Sermon for Last Sunday after the Epiphany
There is a compelling line in today’s epistle reading, in the portion from St. Paul’s letter to the church in Philippi. Sometimes a reading will leave you with a sentence or a phrase that rings like a bell and won’t let go of your attention. There are actually two compelling lines in this epistle, but here is the first one.
I want to know Christ and the power of his resurrection and the sharing of his sufferings by becoming like him in his death, if somehow I may attain the resurrection from the dead.Philippians 3:10-11
I also want to know Christ. That’s a big part of the Christian life. I don’t think you can really hang in there with the Christian life if you don’t want to know Christ. That’s pretty central, don’t you think? This faith that we live in, it’s not just generic spirituality time; we are squarely centered on this Jesus Christ. So I’m with Paul. I want to know Christ, and I hope you do too.
Paul wants to know the power of his resurrection, and to attain the resurrection. I’m with Paul on that, as well. There seems to be so much death around, and so many kinds of death — physical dying, of course, but also the death of dreams, the death of hope. It feels at least like there is plenty of death, and so resurrection sounds good to me. I want to know the power of Christ’s resurrection. I hope you do too.

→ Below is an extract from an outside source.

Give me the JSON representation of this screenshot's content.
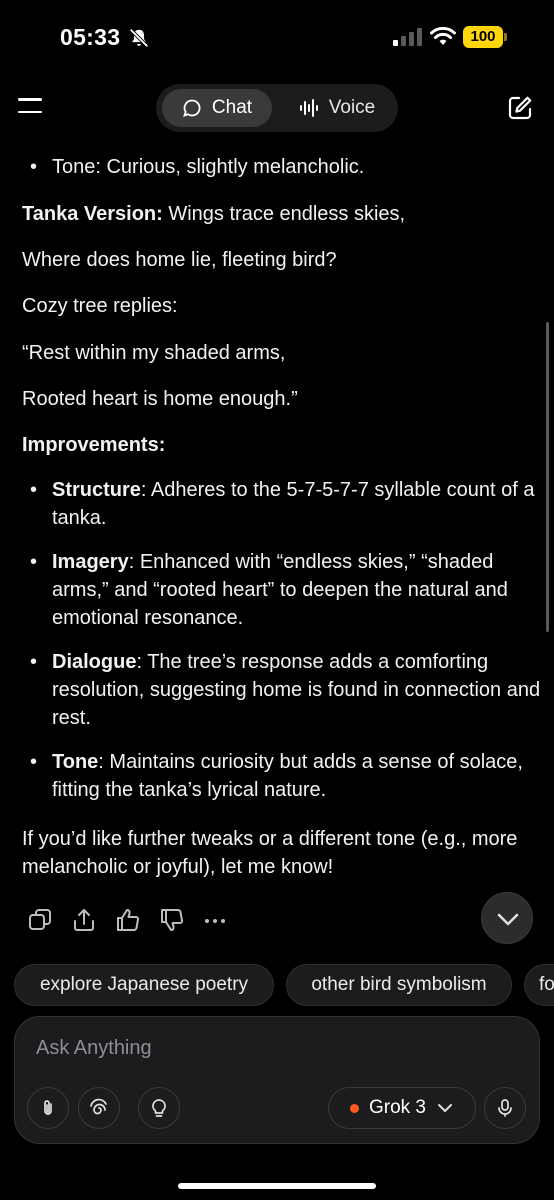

But Paul wants to know Christ by becoming like him in his death.
What does that mean? Becoming like him in his death. Is that how this works? Is that something we each have to do? I wonder what it means, and I don’t want to pretend I have an easy answer to it. Like death itself, Paul’s wanting to become like Christ in his death is a mystery.
The other compelling phrase comes a little later, and I think it’s linked to this first one.
Forgetting what lies behind and straining forward to what lies ahead, I press on…Philippians 3:13
You. What lies behind you that needs forgetting?
What lies ahead, that draws you on, that pulls you forward into the future?
For Paul, it seems essential to be heading in the right direction, which is that which is yet to be.
He has walked away from his own past. He says it in several of his letters; he has all this training, this background, this status and place within Judaism. He has persecuted people and stood by at their executions. But he’s leaving it all behind because of Jesus, and he’s begun a new chapter, a new story, forgetting what lies behind and straining forward, leaping forward, sprinting forward to what lies ahead. He presses on towards Jesus.
We’re all on this climb up the mountain, all of us pilgrim people. Some of us barely make it out of the parking lot; we stop by the visitor center, watch a DVD about the mountain, and buy some trinkets for the family. Some of us hike a little bit, but we find a nice cabin or a pretty meadow, and so we set up our tents there and stay, convinced that a little progress is enough. But Paul is one of those people who keeps on going, even as the journey gets harder, the air thinner, the supplies running low, he presses on, because he is convinced that nothing on earth will be as glorious as what he will find at the top of the mountain.
Peter and James and John made it to the top of a mountain, with Jesus. And what they saw and heard was astounding. They fell down! They were struck down with that weird mix of awe and delight and fear and wonder that seems to mark encounters with the holy one. I’m sure in their ecstasy they could not imagine life any better. Peter wants to build cabins up there so they never have to leave.
Have you had a moment like that? So good that you never want it to end?
But Jesus says, no, this is only a foretaste, this is only a glimpse, this is only the trailer; it is not the whole movie. It was an offering to these frail, wonderful disciples to help them endure the journey to come, for the journey is to the cross.
And so we hear this story again as we prepare for Lent. Like Peter and James and John, let this memory be an encouragement as we walk the desert road towards Jerusalem, and Gethsemane, and Calvary. Like Paul, we want to know Jesus Christ, and so somehow we will need to learn what it means to become like him in his death. We will need to forget what lies behind so that we made strain forward to the glory to come.
Ash Wednesday is coming, and Lent begins. Bring what you do need for the journey. Bring what you need, but no more; pack light. Leave behind what is in the past, and be nourished by this Eucharistic food, sustained by the Word of God and the promises of Christ. Let us become like Jesus in his death, that we may come to know the power of his resurrection.